Useful constants

PIfloatPi (π)
LN2floatln(2) - The natural log of 2
LN10floatln(10) - The natural log of 10
LOG2Efloatlog2(e) - Base-2 log of e
LOG10Efloatlog2(e) - Base-10 log of e
SQRT1_2floatsqrt(1/2) - Square root of 1/2
TORADfloatConversion factor of degrees to radians. Equivalent to PI/180.
GOLDENfloatGolden ratio

Distance fields

Zaplib contains many functions for Signed Distance Fields (SDFs) under the Df namespace. SDFs are a comprehensive way to define flexible shapes on the GPU. While applicable in 2D and 3D contexts, Zaplib uses this only for 2D rendering.

To create a distance field, use either:

Df::viewport(pos: vec2) -> DfCreates a distance field with the current position
Df::viewport_px(pos: vec2) -> DfCreates a distance field with the current position, factoring in dpi_factor

The following methods are available on the instantiated Df struct.
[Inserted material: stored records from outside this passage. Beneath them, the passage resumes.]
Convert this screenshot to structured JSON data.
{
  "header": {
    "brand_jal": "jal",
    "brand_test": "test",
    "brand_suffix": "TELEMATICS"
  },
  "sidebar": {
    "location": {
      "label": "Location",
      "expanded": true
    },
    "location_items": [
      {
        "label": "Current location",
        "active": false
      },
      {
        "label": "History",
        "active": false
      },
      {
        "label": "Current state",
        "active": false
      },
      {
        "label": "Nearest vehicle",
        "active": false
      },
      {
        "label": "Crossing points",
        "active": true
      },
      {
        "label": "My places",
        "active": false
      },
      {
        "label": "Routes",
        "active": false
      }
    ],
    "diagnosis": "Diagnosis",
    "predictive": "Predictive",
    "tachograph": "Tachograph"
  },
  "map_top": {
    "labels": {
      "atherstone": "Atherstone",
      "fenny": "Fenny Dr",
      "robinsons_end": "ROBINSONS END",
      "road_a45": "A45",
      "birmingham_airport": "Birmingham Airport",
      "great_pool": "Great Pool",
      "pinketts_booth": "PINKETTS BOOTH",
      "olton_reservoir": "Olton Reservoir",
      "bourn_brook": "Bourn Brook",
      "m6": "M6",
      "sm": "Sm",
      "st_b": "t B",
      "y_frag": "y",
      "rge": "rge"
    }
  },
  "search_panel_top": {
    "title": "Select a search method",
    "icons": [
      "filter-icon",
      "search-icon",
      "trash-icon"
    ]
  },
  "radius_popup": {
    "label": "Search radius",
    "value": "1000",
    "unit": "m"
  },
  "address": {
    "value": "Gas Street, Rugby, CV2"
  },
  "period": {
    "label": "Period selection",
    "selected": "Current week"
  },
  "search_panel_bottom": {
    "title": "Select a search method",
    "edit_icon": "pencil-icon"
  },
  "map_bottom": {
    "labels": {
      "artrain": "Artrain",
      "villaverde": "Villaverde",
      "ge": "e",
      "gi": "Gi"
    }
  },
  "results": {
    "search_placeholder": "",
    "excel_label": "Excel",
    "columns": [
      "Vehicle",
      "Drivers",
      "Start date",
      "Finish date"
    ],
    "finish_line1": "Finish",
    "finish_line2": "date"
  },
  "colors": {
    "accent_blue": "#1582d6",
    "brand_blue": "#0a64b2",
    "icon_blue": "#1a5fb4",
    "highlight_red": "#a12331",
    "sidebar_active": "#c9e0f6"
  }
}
df.add_field(field: float) -> voidAdds a new field value to the current distance field
df.add_clip(d: float) -> voidAdds a clip mask to the current distance field
df.antialias(p: vec2) -> floatDistance-based antialiasing
df.translate(offset: vec2) -> vec2Translate a specified offset
df.rotate(a: float, pivot: vec2) -> voidRotate by a radians around pivot
df.scale(f: float, pivot: vec2) -> voidUniformly scale by factor f around pivot
df.clear(src: vec4) -> voidSets clear color. Useful for specifying background colors before rendering a path.
df.new_path() -> voidClears path in current distance field.
df.fill(color: vec4) -> vec4Fills the current path with color.
df.stroke(color: vec4, width: float) -> vec4Strokes the current path with color with a pixel width of width.
df.glow(color: vec4, width: float) -> vec4Updates the current path by summing colors in width with the provided one.
df.union() -> voidSet field to the union of the current and previous field.
df.intersect() -> voidSet field to the intersection of the current and previous field.
df.subtract() -> voidSubtract current field from previous.
df.blend(k: float) -> voidInterpolate current field and previous with factor k. vec2, r: float) -> voidRender a circle at p with radius r.
df.arc(p: vec2, r: float, angle_start: float, angle_end: float) -> voidRender an arc at p with radius r between angles angle_start and angle_end.
df.rect(p: vec2, d: vec2) -> voidRender a rectangle at p with dimensions d. vec2, d: vec2, r: float) -> voidRender a box with rounded corners at p with dimensions d. Use r to indicate the corner radius - if r is less than 1, render a basic rectangle. If r is bigger than min(w, h), the result will be a circle.
df.triangle(p0: vec2, p1: vec2, p2: vec2) -> voidRender a triangle between points p0, p1, p2.
df.hexagon(p: vec2, r: float) -> voidRender a hexagon at p with side length r.
df.move_to(p: vec2) -> voidMove to p in current path, not drawing from current position.
df.line_to(p: vec2) -> voidRender a line to p from current position.
df.close_path() -> voidEnd the current field by rendering a line back to the start point.